Segment Start: Input for this task
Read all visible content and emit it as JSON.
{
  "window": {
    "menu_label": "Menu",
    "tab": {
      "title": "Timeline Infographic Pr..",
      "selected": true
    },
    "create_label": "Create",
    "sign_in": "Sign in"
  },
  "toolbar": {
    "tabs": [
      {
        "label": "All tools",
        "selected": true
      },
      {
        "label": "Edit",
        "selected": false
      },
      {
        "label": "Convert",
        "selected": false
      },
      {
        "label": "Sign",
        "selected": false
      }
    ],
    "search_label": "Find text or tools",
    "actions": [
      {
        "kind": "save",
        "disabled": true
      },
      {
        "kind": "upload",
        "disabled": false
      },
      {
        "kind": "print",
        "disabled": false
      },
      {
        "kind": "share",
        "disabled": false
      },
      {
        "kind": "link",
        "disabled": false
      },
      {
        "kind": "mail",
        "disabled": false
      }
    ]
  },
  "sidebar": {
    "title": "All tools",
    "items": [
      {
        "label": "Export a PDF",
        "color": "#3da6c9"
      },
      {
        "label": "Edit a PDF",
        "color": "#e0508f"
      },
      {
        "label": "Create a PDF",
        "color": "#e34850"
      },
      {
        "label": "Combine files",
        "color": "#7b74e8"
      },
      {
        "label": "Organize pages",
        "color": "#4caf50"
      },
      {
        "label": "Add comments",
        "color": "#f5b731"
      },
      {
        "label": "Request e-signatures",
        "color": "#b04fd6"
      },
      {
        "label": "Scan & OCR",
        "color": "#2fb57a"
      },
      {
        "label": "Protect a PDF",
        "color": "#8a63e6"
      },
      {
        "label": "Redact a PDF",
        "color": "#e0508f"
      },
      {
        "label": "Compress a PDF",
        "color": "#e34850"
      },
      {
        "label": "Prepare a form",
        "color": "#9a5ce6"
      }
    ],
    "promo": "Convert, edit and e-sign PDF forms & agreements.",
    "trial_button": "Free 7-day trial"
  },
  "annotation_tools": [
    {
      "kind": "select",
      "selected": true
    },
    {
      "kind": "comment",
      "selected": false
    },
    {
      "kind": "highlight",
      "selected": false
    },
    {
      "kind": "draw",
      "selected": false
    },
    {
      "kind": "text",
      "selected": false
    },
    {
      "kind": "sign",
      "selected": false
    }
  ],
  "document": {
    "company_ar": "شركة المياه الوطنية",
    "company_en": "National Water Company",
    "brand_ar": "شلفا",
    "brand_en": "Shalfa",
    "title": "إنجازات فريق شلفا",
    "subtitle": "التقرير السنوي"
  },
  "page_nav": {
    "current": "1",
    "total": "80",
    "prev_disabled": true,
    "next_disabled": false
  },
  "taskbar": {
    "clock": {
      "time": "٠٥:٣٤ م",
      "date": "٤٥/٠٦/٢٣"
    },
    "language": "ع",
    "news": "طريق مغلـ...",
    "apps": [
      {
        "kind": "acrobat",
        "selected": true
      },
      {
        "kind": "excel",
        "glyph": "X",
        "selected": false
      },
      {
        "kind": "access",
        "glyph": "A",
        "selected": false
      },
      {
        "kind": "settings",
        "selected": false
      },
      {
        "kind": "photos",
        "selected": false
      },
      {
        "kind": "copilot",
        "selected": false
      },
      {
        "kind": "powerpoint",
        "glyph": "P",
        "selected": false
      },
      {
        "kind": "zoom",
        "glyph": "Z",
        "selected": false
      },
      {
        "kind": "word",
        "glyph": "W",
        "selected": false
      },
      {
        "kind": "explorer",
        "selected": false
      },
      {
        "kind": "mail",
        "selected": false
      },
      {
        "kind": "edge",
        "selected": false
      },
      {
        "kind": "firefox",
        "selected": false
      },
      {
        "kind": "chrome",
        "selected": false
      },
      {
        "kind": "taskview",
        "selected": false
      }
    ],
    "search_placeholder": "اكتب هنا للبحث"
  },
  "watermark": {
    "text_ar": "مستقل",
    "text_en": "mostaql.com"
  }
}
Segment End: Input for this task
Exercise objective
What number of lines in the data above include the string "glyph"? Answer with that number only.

Exercise answer
5